Predatory gambling is when state governments partner with powerful corporate gambling interests to use a commercialized business to exploit and defraud citizens and their communities (as an example of this, did you know that state lotteries are exempt from FTC rules on truth and advertising?). The allure of a permanent revenue source for the state––for education, care for the elderly, Medicaid expansion, etc.––would continually incentivize the state to turn our own citizens into permanent habitual gamblers to keep up the funding for government services. In other words, the state government becomes dependent on its own people losing their money. These same people could be spenders, savers, and/or investors. Instead, they become losers.
How would this happen in Alabama? Certain legislators will try to pass the aforementioned bill that would then have to be approved by a statewide ballot vote to change the state’s constitution. November of 2024 is seen as the perfect ballot considering it is the general election for President and all six congressional districts are on the ballot. The idea is that a big turnout would ensure the passage of a constitutional amendment legalizing some forms of gambling. Keep in mind that the Governor nor state legislators are not on the 2024 ballot; by the time we vote on governor, Senators and Representatives in 2026, most Alabamians will have forgotten the role their elected officials played in what happened two years earlier.
It is well-known from other states that––if changes in our gambling laws came down to a statewide vote––the gambling industry would “buy the vote” by investing whatever was needed to misinform the public as to what they are really voting for or against. Mail outs, slick television and radio commercials, and other forms of advertising will only tell one side of the consequences of legalized gambling. We must do what we can to prevent this scenario.

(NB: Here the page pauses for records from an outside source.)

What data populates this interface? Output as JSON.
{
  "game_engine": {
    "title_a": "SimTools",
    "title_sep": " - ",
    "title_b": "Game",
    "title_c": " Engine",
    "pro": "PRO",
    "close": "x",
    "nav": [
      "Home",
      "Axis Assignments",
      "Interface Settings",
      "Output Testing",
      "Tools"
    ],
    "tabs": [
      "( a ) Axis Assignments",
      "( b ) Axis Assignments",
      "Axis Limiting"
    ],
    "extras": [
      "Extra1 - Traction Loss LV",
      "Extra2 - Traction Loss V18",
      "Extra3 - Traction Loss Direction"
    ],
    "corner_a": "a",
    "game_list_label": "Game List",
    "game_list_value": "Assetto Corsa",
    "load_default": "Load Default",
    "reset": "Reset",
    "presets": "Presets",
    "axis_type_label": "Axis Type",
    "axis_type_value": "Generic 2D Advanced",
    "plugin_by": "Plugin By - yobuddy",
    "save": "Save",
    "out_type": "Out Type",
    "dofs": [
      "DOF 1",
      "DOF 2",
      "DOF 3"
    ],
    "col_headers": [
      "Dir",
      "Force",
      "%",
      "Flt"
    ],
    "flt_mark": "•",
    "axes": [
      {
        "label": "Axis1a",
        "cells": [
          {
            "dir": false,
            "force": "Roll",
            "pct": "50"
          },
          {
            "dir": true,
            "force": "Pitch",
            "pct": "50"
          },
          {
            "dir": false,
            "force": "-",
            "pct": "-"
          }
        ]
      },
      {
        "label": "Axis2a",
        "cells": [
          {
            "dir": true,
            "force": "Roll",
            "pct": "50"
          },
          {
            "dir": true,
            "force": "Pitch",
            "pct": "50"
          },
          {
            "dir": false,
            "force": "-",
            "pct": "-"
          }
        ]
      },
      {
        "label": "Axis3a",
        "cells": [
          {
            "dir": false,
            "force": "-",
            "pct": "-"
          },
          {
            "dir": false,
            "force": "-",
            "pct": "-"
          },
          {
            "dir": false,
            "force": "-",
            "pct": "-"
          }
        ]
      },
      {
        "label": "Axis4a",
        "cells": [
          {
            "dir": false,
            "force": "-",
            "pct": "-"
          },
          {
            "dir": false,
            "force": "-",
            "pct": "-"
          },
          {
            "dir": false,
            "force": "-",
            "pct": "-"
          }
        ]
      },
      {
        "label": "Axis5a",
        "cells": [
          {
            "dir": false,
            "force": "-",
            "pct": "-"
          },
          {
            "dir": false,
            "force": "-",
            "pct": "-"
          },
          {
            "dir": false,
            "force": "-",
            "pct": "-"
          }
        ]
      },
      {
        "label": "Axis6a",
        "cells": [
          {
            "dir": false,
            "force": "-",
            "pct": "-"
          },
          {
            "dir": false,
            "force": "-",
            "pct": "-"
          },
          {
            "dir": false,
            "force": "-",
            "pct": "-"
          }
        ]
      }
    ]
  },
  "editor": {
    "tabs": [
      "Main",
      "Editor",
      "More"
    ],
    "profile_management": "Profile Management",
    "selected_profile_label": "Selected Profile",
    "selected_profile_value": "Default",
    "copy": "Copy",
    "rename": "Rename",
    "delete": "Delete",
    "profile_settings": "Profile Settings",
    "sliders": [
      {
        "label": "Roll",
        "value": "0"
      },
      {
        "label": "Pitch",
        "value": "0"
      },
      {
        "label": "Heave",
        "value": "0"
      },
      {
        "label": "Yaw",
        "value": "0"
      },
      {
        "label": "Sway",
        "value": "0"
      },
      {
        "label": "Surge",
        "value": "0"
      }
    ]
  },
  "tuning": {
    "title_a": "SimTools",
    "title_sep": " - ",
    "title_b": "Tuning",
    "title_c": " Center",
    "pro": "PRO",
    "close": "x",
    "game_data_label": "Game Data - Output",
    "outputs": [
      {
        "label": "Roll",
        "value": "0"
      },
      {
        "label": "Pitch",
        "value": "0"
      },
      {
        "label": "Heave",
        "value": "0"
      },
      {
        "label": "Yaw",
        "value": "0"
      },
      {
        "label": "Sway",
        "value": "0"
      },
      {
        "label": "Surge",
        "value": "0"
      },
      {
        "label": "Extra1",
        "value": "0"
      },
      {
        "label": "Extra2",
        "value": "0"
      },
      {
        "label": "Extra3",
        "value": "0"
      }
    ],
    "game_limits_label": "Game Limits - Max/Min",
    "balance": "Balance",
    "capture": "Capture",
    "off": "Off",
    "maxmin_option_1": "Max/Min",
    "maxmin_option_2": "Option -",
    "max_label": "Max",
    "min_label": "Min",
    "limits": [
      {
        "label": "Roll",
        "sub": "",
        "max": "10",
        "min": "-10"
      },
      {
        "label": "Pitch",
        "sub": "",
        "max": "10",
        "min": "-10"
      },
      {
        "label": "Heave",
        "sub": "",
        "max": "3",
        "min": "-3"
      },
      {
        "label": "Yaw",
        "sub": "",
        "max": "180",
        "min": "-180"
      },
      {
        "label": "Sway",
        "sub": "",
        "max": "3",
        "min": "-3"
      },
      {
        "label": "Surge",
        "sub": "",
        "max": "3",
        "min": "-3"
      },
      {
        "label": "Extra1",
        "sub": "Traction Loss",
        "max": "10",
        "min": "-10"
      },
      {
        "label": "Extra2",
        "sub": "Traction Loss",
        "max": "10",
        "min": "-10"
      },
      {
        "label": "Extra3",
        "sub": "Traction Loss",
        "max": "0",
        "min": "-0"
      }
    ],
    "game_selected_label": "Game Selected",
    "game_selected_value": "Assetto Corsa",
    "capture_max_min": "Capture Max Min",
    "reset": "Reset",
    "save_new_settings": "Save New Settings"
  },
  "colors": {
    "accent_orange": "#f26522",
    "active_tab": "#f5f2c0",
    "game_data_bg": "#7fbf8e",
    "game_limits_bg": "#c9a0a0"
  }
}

Today, not tomorrow, is the time to voice our opinion to our local legislators to remind them of the addiction and mental health issues, financial ruin, broken families, and the corruption associated with this industry. We must support increased criminal penalties and consistent enforcement of our current laws and oppose any pro-gambling measures that will come our way beginning in February 2024. Please voice your opinion to your local legislators on the dangers of predatory gambling.